It’ll shortly be the end of the line for HearFromYourMP, so let’s take a little time to look back on why we made it, and what we learned along the way.
HearFromYourMP was one of mySociety’s earliest projects, launched in November 2005. As we said back then, we wanted to “improve long term relationships between MPs and constituents by giving both an easy, trusted way of discussing local issues”.
In other words, it was, like many a mySociety project, an attempt to break down the barriers between the ordinary citizen and their elected representatives—even if, as with a large percentage of the population, they didn’t know who those representatives were.

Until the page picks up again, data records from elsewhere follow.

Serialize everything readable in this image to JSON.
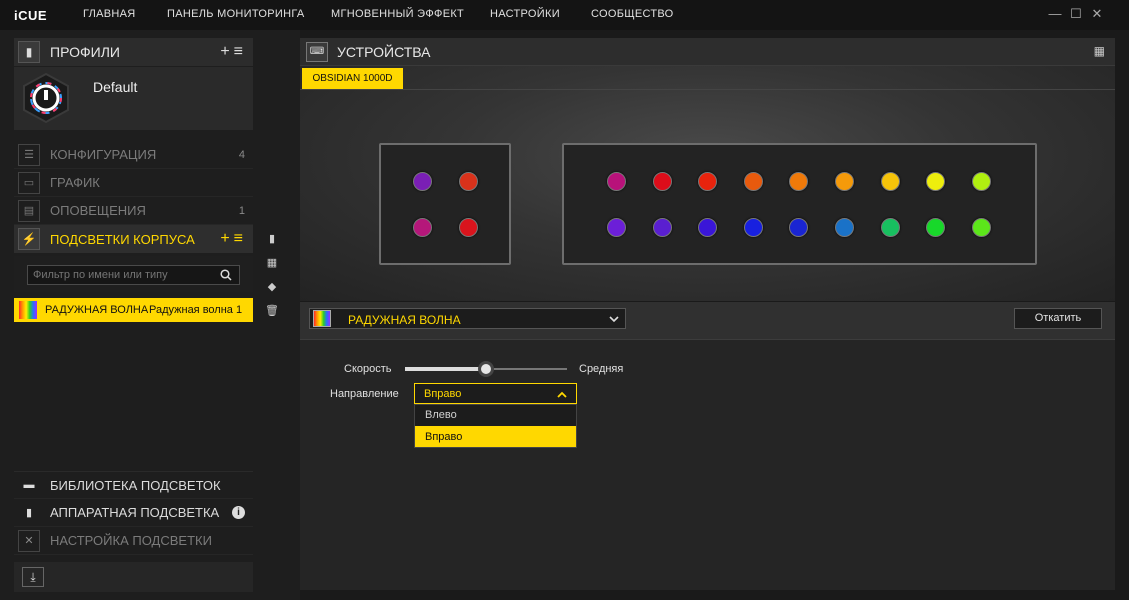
{
  "app": {
    "name": "iCUE"
  },
  "nav": {
    "home": "ГЛАВНАЯ",
    "monitor": "ПАНЕЛЬ МОНИТОРИНГА",
    "instant": "МГНОВЕННЫЙ ЭФФЕКТ",
    "settings": "НАСТРОЙКИ",
    "community": "СООБЩЕСТВО"
  },
  "window": {
    "minimize": "—",
    "maximize": "☐",
    "close": "✕"
  },
  "profiles": {
    "title": "ПРОФИЛИ",
    "current": "Default"
  },
  "menu": {
    "config": {
      "label": "КОНФИГУРАЦИЯ",
      "count": "4"
    },
    "graph": {
      "label": "ГРАФИК"
    },
    "alerts": {
      "label": "ОПОВЕЩЕНИЯ",
      "count": "1"
    },
    "lighting": {
      "label": "ПОДСВЕТКИ КОРПУСА"
    }
  },
  "filter": {
    "placeholder": "Фильтр по имени или типу"
  },
  "effect_list": [
    {
      "name": "РАДУЖНАЯ ВОЛНА",
      "value": "Радужная волна 1"
    }
  ],
  "bottom_menu": {
    "library": "БИБЛИОТЕКА ПОДСВЕТОК",
    "hardware": "АППАРАТНАЯ ПОДСВЕТКА",
    "setup": "НАСТРОЙКА ПОДСВЕТКИ"
  },
  "devices": {
    "title": "УСТРОЙСТВА",
    "tab": "OBSIDIAN 1000D"
  },
  "led_colors": {
    "left_top": [
      "#7a1fb5",
      "#d9321b"
    ],
    "left_bottom": [
      "#b5177a",
      "#d9141d"
    ],
    "right_top": [
      "#b8127a",
      "#dc0d1a",
      "#e8230d",
      "#e85a0d",
      "#f07a0a",
      "#f59a0a",
      "#f5c30a",
      "#eeee0d",
      "#b0ef10"
    ],
    "right_bottom": [
      "#6c1fd8",
      "#5a1fd0",
      "#3a16d8",
      "#1820e0",
      "#1a25d2",
      "#1a72c8",
      "#18c060",
      "#18d82a",
      "#5ce61a"
    ]
  },
  "effect": {
    "selected": "РАДУЖНАЯ ВОЛНА",
    "revert": "Откатить"
  },
  "speed": {
    "label": "Скорость",
    "value": "Средняя",
    "level": 0.5
  },
  "direction": {
    "label": "Направление",
    "selected": "Вправо",
    "options": [
      "Влево",
      "Вправо"
    ]
  },
  "colors": {
    "accent": "#ffd800"
  }
}
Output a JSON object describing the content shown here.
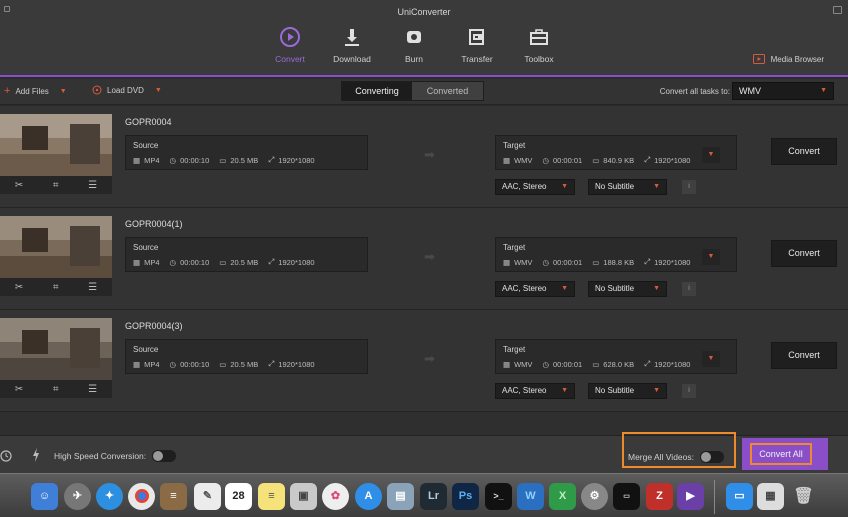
{
  "app_title": "UniConverter",
  "nav": [
    {
      "label": "Convert",
      "icon": "convert-icon",
      "active": true
    },
    {
      "label": "Download",
      "icon": "download-icon",
      "active": false
    },
    {
      "label": "Burn",
      "icon": "burn-icon",
      "active": false
    },
    {
      "label": "Transfer",
      "icon": "transfer-icon",
      "active": false
    },
    {
      "label": "Toolbox",
      "icon": "toolbox-icon",
      "active": false
    }
  ],
  "media_browser": {
    "label": "Media Browser",
    "icon": "media-browser-icon"
  },
  "toolbar": {
    "add_files": "Add Files",
    "load_dvd": "Load DVD",
    "tabs": [
      {
        "label": "Converting",
        "active": true
      },
      {
        "label": "Converted",
        "active": false
      }
    ],
    "convert_all_to": "Convert all tasks to:",
    "format": "WMV"
  },
  "files": [
    {
      "name": "GOPR0004",
      "source": {
        "title": "Source",
        "format": "MP4",
        "duration": "00:00:10",
        "size": "20.5 MB",
        "resolution": "1920*1080"
      },
      "target": {
        "title": "Target",
        "format": "WMV",
        "duration": "00:00:01",
        "size": "840.9 KB",
        "resolution": "1920*1080"
      },
      "audio": "AAC, Stereo",
      "subtitle": "No Subtitle",
      "convert_label": "Convert",
      "info_label": "i"
    },
    {
      "name": "GOPR0004(1)",
      "source": {
        "title": "Source",
        "format": "MP4",
        "duration": "00:00:10",
        "size": "20.5 MB",
        "resolution": "1920*1080"
      },
      "target": {
        "title": "Target",
        "format": "WMV",
        "duration": "00:00:01",
        "size": "188.8 KB",
        "resolution": "1920*1080"
      },
      "audio": "AAC, Stereo",
      "subtitle": "No Subtitle",
      "convert_label": "Convert",
      "info_label": "i"
    },
    {
      "name": "GOPR0004(3)",
      "source": {
        "title": "Source",
        "format": "MP4",
        "duration": "00:00:10",
        "size": "20.5 MB",
        "resolution": "1920*1080"
      },
      "target": {
        "title": "Target",
        "format": "WMV",
        "duration": "00:00:01",
        "size": "628.0 KB",
        "resolution": "1920*1080"
      },
      "audio": "AAC, Stereo",
      "subtitle": "No Subtitle",
      "convert_label": "Convert",
      "info_label": "i"
    }
  ],
  "bottom": {
    "high_speed_label": "High Speed Conversion:",
    "high_speed_on": false,
    "merge_label": "Merge All Videos:",
    "merge_on": false,
    "convert_all": "Convert All"
  },
  "dock": {
    "calendar_day": "28",
    "lightroom": "Lr",
    "photoshop": "Ps",
    "terminal": ">_",
    "filezilla": "Z",
    "w_app": "W",
    "x_app": "X"
  },
  "colors": {
    "accent": "#8a4fc8",
    "highlight": "#ee8a2e",
    "caret": "#d65a3c"
  }
}
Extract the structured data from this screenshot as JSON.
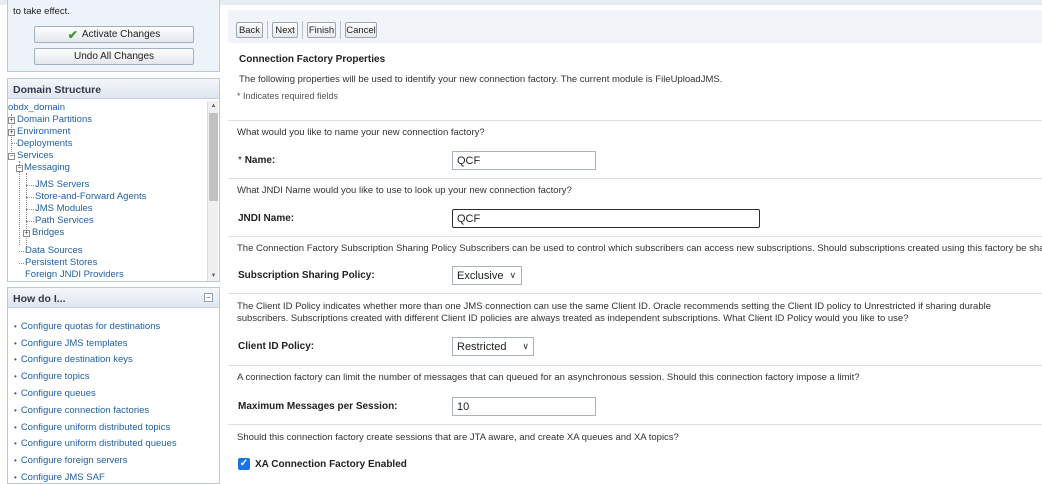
{
  "change_center": {
    "text": "to take effect.",
    "activate_label": "Activate Changes",
    "undo_label": "Undo All Changes"
  },
  "domain_structure": {
    "title": "Domain Structure",
    "items": [
      {
        "label": "obdx_domain"
      },
      {
        "label": "Domain Partitions"
      },
      {
        "label": "Environment"
      },
      {
        "label": "Deployments"
      },
      {
        "label": "Services"
      },
      {
        "label": "Messaging"
      },
      {
        "label": "JMS Servers"
      },
      {
        "label": "Store-and-Forward Agents"
      },
      {
        "label": "JMS Modules"
      },
      {
        "label": "Path Services"
      },
      {
        "label": "Bridges"
      },
      {
        "label": "Data Sources"
      },
      {
        "label": "Persistent Stores"
      },
      {
        "label": "Foreign JNDI Providers"
      }
    ]
  },
  "how_do_i": {
    "title": "How do I...",
    "items": [
      "Configure quotas for destinations",
      "Configure JMS templates",
      "Configure destination keys",
      "Configure topics",
      "Configure queues",
      "Configure connection factories",
      "Configure uniform distributed topics",
      "Configure uniform distributed queues",
      "Configure foreign servers",
      "Configure JMS SAF"
    ]
  },
  "toolbar": {
    "back": "Back",
    "next": "Next",
    "finish": "Finish",
    "cancel": "Cancel"
  },
  "form": {
    "section_title": "Connection Factory Properties",
    "intro": "The following properties will be used to identify your new connection factory. The current module is FileUploadJMS.",
    "required_note": "* Indicates required fields",
    "name_question": "What would you like to name your new connection factory?",
    "name_label": "Name:",
    "name_star": "*",
    "name_value": "QCF",
    "jndi_question": "What JNDI Name would you like to use to look up your new connection factory?",
    "jndi_label": "JNDI Name:",
    "jndi_value": "QCF",
    "sharing_question": "The Connection Factory Subscription Sharing Policy Subscribers can be used to control which subscribers can access new subscriptions. Should subscriptions created using this factory be sharable?",
    "sharing_label": "Subscription Sharing Policy:",
    "sharing_value": "Exclusive",
    "clientid_question": "The Client ID Policy indicates whether more than one JMS connection can use the same Client ID. Oracle recommends setting the Client ID policy to Unrestricted if sharing durable subscribers. Subscriptions created with different Client ID policies are always treated as independent subscriptions. What Client ID Policy would you like to use?",
    "clientid_label": "Client ID Policy:",
    "clientid_value": "Restricted",
    "maxmsg_question": "A connection factory can limit the number of messages that can queued for an asynchronous session. Should this connection factory impose a limit?",
    "maxmsg_label": "Maximum Messages per Session:",
    "maxmsg_value": "10",
    "xa_question": "Should this connection factory create sessions that are JTA aware, and create XA queues and XA topics?",
    "xa_label": "XA Connection Factory Enabled",
    "xa_checked": true
  }
}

You may be wondering why the world needed such a thing. Did MPs really need a way to talk to constituents? After all, that’s one of their key duties, and surely one that they’d already got down pat.
To really understand the context into which HearFromYourMP was born, you have to consider that this was fairly early in the history of the internet. Twitter hadn’t been invented, and Facebook was just for US college students. It certainly wasn’t a given that every MP would have a website, and it was more than likely that they contacted their constituents on paper rather than via email.
HearFromYourMP, among other things, acted as a gentle way to encourage MPs to join the 21st century, or, as it was known back then, (cue futurist music) cyberspace.
Here’s the clever bit
One of HearFromYourMP’s strong points was the ingenious way in which it encouraged MPs to commit to its use. When a user visited the homepage, they saw this message:
If you enter your details, we’ll add you to a queue of other people in your constituency. When enough have signed up, your MP will get sent an email. It’ll say “25 of your constituents would like to hear what you’re up to. Hit reply to let them know”. If they don’t reply, nothing will happen, until your MP gets a further email which says there are now 50, then 75, 100, 150 — until it is nonsensical not to reply and start talking.
And 5,701 users did just that, even before the official site launch.
In other words, HearFromYourMP gathered a ready audience first, rather than assuming that we needed every MP to be on there before we could open it to the general public, which might have been the conventional way of doing things.
And even though there was no compulsion for MPs to sign up—beyond that niggling email in their inbox, telling them that people were waiting to hear from them—they did. By January 2007, there were almost 100 MPs on board.
“That’s one sixth in a year, and I’d be surprised if any other new technology has been taken up at that rate,”
said mySociety Director Tom Steinberg at the time, in an interview with the Guardian. And, talking now about constituents, of which, by that time, 28,000 had signed up:
“At this rate, in two to three years’ time, there will be as many people signed up to hear from their MP as are signed up members of the Lib Dems.”
Apparently the Liberal Democrat membership currently stands at 44,576 while, as I write, admittedly some five years beyond that two to three year forecast, there are 230,455 constituents registered on HearFromYourMP.
This kind of usage of ‘the crowd’ went on to become a bit of a mySociety hallmark, and something that you can see to a greater or lesser extent in most of our following projects.
Newsletters tend to be a one-way conversation, with the MP broadcasting the wonderful things he or she has done lately.
Conversely, HearFromYourMP was built to encourage debate: users could respond to the mail-outs. Everything remained accountable, since the conversations were published on the site for anyone to read. To prevent abuse, users could only comment on an MP’s message if they were signed up to receive mails within that MP’s constituency.
To the present day
Today, as we have seen, over 230,000 people are signed up to hear from their MPs. Over half of all MPs have used the service to send out a newsletter.
Meanwhile, 78% of the UK population can’t name their representative in Parliament*.
And once they’ve found out, there are now many channels via which an MP can engage with their constituents—some, like Twitter and Facebook, where exchanges can be held in public.
We’ll be sorry to see HearFromYourMP go, but we’re glad that it played the part it did. Thank you to all its users, whether you’re a constituent or an MP.